That somewhat explains why, since becoming a superstar, he has clashed with all previous his coaches – Mike Brown, Erik Spoelstra, David Blatt, Tyronn Lue and Luke Walton. Traditional roles make coaches the brains behind the operation. But what happens when LeBron is the smartest person in the room? At best, it creates complications.

So, of course there were questions about how LeBron would take to new Lakers coach Frank Vogel. Vogel is a coach. That’s enough.

But LeBron also previously spread word of his desire to be coached by a former player. Vogel never played professionally. However, one of his assistants was a Hall of Fame player with previous head-coaching experience – Jason Kidd.

Kevin Arnovitz of ESPN:

One of those primary assistants would be Hall of Fame point guard Jason Kidd, whom two sources have independently said James regards as the only person alive who sees the game of basketball with his level of clarity.

This is probably hyperbolic. But Kidd was an incredibly smart player. His court vision, defensive recognition and ability to find ways to contribute all over the floor were elite. I can see why LeBron would enjoy talking basketball with Kidd.

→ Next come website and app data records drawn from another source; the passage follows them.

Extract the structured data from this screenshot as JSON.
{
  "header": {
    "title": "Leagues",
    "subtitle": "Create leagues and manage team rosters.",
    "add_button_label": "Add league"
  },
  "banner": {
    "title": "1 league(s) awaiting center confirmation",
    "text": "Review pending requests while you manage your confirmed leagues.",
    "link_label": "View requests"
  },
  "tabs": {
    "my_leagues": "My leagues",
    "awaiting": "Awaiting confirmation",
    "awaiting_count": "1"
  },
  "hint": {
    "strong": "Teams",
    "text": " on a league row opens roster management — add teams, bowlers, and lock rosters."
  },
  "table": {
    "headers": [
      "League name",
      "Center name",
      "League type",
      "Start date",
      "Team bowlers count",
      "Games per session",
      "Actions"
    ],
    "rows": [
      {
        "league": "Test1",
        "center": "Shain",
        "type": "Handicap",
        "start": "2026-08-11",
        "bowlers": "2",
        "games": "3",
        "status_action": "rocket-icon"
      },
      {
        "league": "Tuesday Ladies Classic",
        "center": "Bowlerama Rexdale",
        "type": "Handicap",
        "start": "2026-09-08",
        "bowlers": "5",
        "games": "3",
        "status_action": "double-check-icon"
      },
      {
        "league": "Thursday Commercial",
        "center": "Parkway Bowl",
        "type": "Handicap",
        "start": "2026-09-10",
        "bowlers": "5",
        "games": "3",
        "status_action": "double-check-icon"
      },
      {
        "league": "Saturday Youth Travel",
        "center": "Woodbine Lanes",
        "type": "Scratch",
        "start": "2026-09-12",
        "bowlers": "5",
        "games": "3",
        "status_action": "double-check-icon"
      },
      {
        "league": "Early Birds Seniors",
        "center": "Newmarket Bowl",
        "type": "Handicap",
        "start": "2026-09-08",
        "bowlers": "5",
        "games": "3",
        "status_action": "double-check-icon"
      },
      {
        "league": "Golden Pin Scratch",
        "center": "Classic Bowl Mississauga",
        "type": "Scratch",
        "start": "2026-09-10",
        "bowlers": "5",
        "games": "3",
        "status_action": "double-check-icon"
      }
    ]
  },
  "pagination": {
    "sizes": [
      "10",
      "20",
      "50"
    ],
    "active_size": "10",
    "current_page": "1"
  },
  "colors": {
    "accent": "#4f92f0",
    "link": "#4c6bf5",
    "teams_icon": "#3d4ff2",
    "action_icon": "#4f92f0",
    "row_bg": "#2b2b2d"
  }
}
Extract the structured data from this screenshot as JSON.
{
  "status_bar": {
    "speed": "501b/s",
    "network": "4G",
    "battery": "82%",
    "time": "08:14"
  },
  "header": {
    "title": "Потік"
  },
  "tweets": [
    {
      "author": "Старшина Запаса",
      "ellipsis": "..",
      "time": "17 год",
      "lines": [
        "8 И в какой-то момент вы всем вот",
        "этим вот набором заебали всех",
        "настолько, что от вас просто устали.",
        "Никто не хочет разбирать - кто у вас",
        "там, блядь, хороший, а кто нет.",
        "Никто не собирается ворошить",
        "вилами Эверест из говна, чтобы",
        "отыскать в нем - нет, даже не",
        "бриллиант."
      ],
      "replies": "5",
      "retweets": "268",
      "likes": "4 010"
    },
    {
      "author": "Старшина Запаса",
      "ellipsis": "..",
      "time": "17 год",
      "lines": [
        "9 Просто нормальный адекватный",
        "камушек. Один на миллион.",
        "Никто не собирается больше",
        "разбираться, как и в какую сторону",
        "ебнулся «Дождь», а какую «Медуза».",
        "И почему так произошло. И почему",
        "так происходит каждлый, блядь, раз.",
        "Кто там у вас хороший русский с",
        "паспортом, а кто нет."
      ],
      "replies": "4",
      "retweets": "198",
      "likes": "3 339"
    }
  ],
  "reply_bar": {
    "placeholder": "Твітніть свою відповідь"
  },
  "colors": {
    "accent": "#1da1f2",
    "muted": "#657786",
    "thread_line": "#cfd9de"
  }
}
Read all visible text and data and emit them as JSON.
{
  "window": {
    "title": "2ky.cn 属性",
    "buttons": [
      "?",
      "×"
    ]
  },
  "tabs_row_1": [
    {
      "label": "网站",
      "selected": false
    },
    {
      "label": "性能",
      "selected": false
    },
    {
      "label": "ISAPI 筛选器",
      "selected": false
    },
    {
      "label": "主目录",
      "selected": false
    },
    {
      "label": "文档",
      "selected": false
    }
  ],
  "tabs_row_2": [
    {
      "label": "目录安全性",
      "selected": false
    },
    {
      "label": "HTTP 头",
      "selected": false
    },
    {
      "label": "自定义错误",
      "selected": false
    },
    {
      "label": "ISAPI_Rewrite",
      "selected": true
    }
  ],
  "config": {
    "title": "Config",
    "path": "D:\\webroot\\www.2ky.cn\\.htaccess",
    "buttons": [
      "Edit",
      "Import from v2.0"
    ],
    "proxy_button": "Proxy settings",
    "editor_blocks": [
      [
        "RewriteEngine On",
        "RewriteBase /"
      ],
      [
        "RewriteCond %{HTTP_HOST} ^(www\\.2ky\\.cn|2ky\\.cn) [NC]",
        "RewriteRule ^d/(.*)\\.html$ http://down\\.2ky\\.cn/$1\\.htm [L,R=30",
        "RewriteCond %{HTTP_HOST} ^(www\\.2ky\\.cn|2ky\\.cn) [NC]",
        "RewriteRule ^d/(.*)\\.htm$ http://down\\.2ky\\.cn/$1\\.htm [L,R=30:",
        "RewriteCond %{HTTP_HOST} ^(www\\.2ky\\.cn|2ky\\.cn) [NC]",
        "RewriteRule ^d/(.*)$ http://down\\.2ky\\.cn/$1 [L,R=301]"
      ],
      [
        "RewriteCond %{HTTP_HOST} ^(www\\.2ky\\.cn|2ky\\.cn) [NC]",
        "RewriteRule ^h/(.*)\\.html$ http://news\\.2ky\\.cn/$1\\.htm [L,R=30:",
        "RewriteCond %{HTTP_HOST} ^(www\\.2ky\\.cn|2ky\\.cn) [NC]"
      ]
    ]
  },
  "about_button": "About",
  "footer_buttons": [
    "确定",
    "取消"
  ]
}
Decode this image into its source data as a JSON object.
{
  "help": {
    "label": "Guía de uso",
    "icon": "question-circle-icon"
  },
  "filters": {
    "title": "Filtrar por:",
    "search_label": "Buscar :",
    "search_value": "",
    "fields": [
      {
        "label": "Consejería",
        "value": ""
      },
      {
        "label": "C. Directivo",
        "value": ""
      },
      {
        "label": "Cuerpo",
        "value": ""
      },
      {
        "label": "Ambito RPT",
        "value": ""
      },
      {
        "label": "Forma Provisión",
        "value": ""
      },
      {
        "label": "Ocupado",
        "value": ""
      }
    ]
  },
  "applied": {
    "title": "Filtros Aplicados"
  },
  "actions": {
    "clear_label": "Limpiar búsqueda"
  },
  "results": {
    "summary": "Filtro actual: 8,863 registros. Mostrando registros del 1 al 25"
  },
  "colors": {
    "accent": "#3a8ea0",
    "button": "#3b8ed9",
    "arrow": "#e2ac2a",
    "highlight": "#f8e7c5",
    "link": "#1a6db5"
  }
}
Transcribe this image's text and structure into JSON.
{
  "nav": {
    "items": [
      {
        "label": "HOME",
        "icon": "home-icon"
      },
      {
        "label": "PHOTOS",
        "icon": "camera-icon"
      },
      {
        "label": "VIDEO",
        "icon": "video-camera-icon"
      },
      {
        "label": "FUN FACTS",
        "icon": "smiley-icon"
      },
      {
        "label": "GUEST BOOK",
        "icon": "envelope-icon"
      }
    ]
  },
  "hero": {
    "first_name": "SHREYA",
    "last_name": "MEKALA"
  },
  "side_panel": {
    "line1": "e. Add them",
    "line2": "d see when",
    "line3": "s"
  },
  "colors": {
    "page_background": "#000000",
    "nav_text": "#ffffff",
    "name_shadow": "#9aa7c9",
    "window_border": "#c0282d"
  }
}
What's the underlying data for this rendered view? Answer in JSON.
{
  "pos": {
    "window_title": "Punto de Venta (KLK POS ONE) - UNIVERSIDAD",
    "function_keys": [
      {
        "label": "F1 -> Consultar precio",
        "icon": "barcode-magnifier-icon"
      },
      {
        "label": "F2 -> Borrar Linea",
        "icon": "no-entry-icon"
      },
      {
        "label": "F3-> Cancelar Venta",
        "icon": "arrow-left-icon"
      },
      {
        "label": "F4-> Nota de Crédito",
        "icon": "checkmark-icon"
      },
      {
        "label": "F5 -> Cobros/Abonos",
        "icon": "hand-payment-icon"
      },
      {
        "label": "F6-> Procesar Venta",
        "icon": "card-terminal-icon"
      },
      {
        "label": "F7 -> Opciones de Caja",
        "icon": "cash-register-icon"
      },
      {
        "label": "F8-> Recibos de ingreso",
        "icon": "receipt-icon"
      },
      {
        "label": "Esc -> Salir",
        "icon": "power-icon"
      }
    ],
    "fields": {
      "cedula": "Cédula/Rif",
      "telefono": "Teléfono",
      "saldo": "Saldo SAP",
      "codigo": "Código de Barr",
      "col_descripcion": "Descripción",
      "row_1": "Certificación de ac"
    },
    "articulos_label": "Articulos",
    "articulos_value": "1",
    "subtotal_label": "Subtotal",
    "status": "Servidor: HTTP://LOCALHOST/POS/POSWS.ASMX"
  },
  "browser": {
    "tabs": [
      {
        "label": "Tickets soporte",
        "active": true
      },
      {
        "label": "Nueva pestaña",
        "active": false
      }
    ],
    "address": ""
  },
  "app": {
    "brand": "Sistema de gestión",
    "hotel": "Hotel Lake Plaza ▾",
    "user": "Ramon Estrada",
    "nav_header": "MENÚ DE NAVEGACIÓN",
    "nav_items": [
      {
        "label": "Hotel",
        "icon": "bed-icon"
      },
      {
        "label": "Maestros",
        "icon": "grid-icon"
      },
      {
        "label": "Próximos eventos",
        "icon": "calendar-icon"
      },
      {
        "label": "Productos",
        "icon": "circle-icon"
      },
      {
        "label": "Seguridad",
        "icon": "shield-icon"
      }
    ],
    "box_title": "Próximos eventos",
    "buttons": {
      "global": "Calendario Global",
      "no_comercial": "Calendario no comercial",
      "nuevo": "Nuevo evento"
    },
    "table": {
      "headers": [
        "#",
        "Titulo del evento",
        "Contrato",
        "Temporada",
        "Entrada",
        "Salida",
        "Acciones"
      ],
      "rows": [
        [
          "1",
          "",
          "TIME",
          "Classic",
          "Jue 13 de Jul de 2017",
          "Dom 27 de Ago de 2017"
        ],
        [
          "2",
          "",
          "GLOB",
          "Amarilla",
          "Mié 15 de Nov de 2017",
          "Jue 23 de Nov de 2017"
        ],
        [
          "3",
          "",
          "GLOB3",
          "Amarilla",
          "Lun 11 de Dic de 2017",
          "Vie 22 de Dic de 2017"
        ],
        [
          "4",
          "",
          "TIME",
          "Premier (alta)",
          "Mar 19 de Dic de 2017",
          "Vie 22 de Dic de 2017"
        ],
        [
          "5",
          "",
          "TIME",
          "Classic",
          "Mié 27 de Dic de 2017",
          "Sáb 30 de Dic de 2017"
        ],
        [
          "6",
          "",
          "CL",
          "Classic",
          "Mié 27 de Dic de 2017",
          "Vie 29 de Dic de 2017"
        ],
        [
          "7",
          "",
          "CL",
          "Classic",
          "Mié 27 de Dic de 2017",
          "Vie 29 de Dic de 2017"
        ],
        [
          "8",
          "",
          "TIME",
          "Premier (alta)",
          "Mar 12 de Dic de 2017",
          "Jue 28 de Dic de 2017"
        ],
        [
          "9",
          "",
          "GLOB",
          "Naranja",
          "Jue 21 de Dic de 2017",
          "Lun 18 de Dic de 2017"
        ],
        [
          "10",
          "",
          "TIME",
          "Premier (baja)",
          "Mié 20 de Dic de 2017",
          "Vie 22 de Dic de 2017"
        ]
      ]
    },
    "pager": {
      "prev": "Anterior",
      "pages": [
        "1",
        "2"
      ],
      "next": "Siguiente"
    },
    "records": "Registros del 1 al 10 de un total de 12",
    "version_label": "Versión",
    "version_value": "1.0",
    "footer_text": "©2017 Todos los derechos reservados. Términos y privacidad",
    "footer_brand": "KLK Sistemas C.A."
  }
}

But that alone doesn’t make Kidd a good coach. Playing ability doesn’t always translate to coaching ability. His record with the Bucks and Nets leaves a lot to be desired. Interpersonal issues were glaring. Dated thinking became even more apparent when Mike Budenholzer succeeded Kidd and immediately guided Milwaukee to the next level. Kidd’s record of player development is mixed.

Still, that level of endorsement from LeBron carries major weight.

Kidd has been trying to become an NBA head coach again. He lobbied for the Lakers job while Luke Walton held it and interviewed for it before Vogel got it.

Vogel said he wasn’t worried about Kidd undermining him and acted as if he truly isn’t. The Lakers are 33-8, and Vogel is endearing himself in Los Angeles. To better understand how he’s doing it, I highly recommend reading Arnovitz’s article.